#### [Exercise details]
Copy each line of the data that has "icon" in it.

** Opening Material to process block **

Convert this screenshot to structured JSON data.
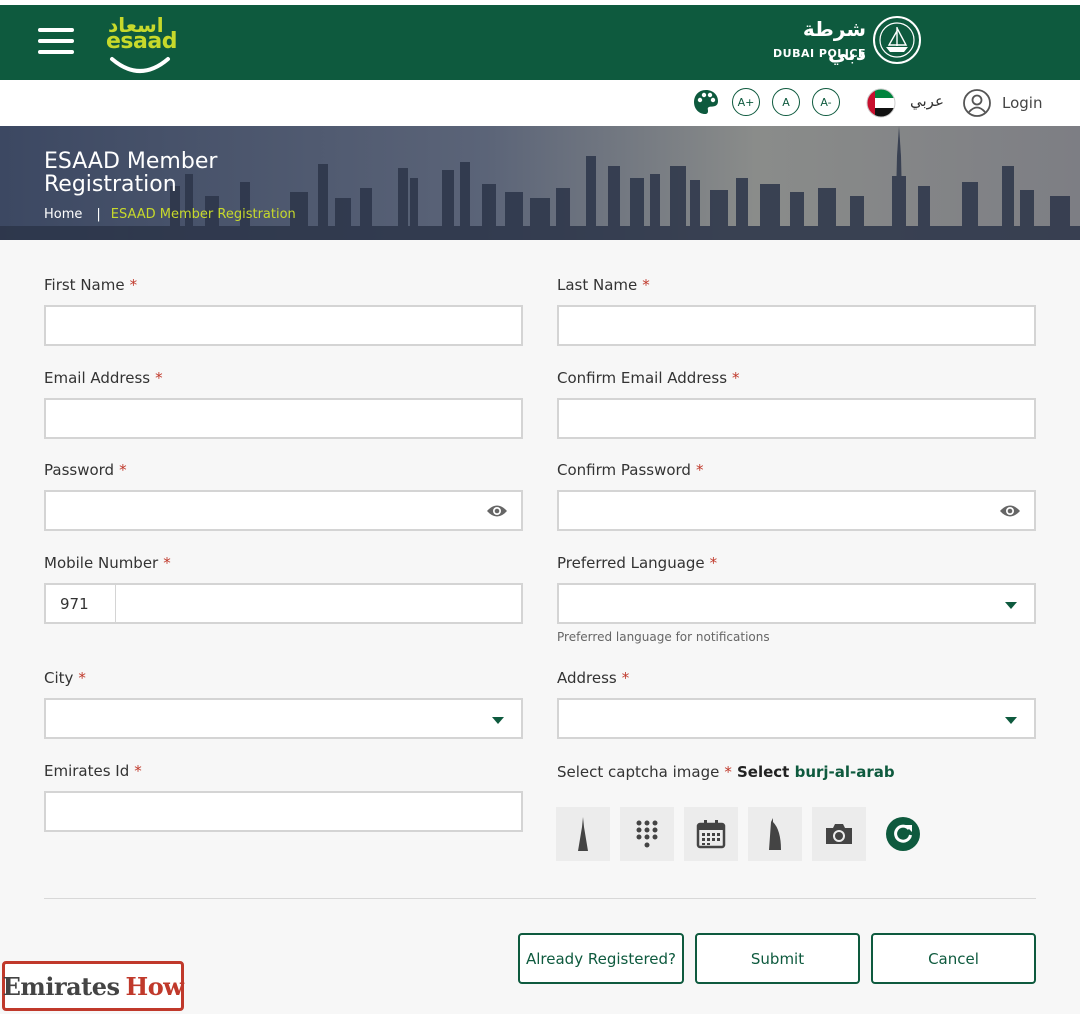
{
  "header": {
    "esaad_logo_ar": "اسعاد",
    "esaad_logo_en": "esaad",
    "police_logo_ar": "شرطة دبي",
    "police_logo_en": "DUBAI POLICE"
  },
  "utility_bar": {
    "font_increase": "A+",
    "font_reset": "A",
    "font_decrease": "A-",
    "language_link": "عربي",
    "login_label": "Login"
  },
  "banner": {
    "title": "ESAAD Member Registration",
    "breadcrumb": {
      "home": "Home",
      "separator": "|",
      "current": "ESAAD Member Registration"
    }
  },
  "form": {
    "first_name": {
      "label": "First Name",
      "value": ""
    },
    "last_name": {
      "label": "Last Name",
      "value": ""
    },
    "email": {
      "label": "Email Address",
      "value": ""
    },
    "confirm_email": {
      "label": "Confirm Email Address",
      "value": ""
    },
    "password": {
      "label": "Password",
      "value": ""
    },
    "confirm_password": {
      "label": "Confirm Password",
      "value": ""
    },
    "mobile": {
      "label": "Mobile Number",
      "prefix": "971",
      "value": ""
    },
    "preferred_language": {
      "label": "Preferred Language",
      "value": "",
      "hint": "Preferred language for notifications"
    },
    "city": {
      "label": "City",
      "value": ""
    },
    "address": {
      "label": "Address",
      "value": ""
    },
    "emirates_id": {
      "label": "Emirates Id",
      "value": ""
    },
    "required_mark": "*"
  },
  "captcha": {
    "label": "Select captcha image",
    "select_word": "Select",
    "target": "burj-al-arab",
    "tiles": [
      "burj-khalifa-icon",
      "dial-pad-icon",
      "calendar-icon",
      "burj-al-arab-icon",
      "camera-icon"
    ]
  },
  "buttons": {
    "already_registered": "Already Registered?",
    "submit": "Submit",
    "cancel": "Cancel"
  },
  "watermark": {
    "part1": "Emirates",
    "part2": "How"
  },
  "colors": {
    "brand_green": "#0e5a3e",
    "accent_lime": "#c7d92b",
    "required_red": "#c0392b"
  }
}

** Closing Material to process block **

#### [Answer to the exercise]
      "burj-khalifa-icon",
      "dial-pad-icon",
      "calendar-icon",
      "burj-al-arab-icon",
      "camera-icon"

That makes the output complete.